(Element data from apps and pages)
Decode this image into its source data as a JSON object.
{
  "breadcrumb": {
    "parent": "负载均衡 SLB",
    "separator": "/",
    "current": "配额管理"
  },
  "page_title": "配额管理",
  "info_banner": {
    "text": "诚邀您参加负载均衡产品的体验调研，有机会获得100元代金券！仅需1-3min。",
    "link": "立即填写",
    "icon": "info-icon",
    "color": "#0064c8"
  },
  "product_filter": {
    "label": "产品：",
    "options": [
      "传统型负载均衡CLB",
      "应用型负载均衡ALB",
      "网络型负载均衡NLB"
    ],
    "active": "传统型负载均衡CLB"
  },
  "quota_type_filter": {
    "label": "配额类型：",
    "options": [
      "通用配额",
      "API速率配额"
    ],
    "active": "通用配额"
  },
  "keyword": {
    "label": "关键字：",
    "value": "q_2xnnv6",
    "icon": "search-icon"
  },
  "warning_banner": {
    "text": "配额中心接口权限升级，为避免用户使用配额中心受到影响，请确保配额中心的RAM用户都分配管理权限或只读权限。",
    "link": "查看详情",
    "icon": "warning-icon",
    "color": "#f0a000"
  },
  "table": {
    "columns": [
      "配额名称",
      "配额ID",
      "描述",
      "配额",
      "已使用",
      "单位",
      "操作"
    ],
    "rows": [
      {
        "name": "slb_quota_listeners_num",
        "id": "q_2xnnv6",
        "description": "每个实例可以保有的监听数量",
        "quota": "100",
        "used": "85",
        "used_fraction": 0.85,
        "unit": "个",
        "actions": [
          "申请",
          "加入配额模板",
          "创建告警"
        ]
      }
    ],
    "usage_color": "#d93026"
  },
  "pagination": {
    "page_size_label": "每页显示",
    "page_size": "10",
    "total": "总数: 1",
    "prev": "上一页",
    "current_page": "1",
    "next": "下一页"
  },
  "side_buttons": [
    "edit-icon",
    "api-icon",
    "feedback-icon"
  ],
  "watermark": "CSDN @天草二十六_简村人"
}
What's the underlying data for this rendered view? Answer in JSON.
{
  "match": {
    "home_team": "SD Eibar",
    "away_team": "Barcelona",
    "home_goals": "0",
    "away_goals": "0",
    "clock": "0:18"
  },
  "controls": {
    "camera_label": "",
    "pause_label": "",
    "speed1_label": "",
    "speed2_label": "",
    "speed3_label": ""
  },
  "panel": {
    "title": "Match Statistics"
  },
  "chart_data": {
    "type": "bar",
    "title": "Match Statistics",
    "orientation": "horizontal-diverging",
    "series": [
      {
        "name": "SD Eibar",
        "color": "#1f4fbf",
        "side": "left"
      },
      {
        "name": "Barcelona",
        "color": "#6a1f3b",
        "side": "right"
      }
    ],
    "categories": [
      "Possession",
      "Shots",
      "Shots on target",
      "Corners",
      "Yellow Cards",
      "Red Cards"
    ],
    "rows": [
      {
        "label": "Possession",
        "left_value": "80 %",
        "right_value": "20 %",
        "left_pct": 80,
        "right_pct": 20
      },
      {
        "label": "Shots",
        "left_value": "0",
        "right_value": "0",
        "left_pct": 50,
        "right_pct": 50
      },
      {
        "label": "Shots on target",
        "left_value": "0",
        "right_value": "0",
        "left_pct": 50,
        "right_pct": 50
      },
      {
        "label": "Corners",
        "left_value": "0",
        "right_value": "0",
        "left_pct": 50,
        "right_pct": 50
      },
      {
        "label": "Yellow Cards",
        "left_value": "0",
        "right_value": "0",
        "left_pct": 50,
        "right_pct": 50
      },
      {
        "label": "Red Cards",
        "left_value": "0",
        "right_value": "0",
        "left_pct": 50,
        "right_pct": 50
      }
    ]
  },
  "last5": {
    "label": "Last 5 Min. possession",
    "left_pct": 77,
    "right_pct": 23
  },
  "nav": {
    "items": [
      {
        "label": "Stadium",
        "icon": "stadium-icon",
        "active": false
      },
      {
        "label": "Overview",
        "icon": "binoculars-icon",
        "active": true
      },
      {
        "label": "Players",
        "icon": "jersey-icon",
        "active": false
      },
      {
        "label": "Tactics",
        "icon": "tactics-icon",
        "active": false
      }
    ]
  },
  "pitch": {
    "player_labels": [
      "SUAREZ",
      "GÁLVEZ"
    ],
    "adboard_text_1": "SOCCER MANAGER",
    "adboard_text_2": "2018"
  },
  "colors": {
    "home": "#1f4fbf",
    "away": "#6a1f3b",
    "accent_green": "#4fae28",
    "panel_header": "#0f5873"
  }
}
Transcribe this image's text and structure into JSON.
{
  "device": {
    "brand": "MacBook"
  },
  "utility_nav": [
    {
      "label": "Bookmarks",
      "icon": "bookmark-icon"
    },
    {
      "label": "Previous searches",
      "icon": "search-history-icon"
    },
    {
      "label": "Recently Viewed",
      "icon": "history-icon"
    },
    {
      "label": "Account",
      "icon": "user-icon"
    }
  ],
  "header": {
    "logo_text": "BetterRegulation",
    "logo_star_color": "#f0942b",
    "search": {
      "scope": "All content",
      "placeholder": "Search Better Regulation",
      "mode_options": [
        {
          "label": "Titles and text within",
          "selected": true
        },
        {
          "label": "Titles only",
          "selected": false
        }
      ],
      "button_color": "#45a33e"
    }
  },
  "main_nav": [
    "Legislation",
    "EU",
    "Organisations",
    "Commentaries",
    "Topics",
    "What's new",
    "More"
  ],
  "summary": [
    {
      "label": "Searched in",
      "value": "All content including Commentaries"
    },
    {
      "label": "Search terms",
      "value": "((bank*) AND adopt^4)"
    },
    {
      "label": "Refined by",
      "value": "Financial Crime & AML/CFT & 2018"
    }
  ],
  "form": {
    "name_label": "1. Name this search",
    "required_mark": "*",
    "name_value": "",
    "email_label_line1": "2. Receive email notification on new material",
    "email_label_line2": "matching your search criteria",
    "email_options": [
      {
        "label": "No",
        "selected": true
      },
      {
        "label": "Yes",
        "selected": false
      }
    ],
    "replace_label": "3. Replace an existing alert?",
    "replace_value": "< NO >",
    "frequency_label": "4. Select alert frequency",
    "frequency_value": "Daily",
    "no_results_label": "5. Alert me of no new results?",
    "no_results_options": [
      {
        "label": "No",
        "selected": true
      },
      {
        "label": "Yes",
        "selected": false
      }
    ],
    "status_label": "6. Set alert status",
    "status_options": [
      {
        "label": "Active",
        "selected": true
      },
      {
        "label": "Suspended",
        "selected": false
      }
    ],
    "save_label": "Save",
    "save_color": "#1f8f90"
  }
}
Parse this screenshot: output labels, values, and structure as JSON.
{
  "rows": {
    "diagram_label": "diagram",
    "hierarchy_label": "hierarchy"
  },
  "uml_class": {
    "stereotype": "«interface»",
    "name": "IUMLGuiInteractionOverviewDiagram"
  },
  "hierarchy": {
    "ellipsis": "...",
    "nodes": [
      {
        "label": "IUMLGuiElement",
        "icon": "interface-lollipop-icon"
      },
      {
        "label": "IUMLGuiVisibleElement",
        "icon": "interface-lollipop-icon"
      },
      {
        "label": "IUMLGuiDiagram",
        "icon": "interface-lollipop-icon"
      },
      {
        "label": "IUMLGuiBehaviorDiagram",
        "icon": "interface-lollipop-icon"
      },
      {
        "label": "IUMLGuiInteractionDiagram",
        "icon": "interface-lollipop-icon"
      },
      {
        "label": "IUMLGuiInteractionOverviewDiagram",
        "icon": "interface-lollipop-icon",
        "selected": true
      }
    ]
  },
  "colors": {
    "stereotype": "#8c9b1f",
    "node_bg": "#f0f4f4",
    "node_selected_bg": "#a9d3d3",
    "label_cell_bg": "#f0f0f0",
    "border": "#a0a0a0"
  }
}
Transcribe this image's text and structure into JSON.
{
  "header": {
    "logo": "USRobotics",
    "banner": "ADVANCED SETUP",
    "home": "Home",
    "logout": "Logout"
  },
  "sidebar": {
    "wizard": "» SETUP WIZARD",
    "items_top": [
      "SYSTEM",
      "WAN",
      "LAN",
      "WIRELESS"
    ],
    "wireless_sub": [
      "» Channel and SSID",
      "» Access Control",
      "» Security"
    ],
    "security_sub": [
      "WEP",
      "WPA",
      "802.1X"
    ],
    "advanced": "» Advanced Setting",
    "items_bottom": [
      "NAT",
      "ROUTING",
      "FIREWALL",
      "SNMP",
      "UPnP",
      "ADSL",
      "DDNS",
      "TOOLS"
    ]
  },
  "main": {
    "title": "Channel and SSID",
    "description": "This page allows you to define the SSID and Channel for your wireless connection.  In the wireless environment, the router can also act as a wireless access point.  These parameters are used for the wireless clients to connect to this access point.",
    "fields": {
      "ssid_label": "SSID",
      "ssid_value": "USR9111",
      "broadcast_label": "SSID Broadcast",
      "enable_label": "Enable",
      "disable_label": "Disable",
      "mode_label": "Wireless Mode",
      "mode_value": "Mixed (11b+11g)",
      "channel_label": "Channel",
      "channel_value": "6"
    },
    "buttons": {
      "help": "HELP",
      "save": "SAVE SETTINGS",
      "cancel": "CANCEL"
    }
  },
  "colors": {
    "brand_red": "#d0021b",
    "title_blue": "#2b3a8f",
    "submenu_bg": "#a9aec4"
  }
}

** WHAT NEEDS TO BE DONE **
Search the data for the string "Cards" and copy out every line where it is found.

** ANSWER FOR THIS EXERCISE **
      "Yellow Cards",
      "Red Cards"
        "label": "Yellow Cards",
        "label": "Red Cards",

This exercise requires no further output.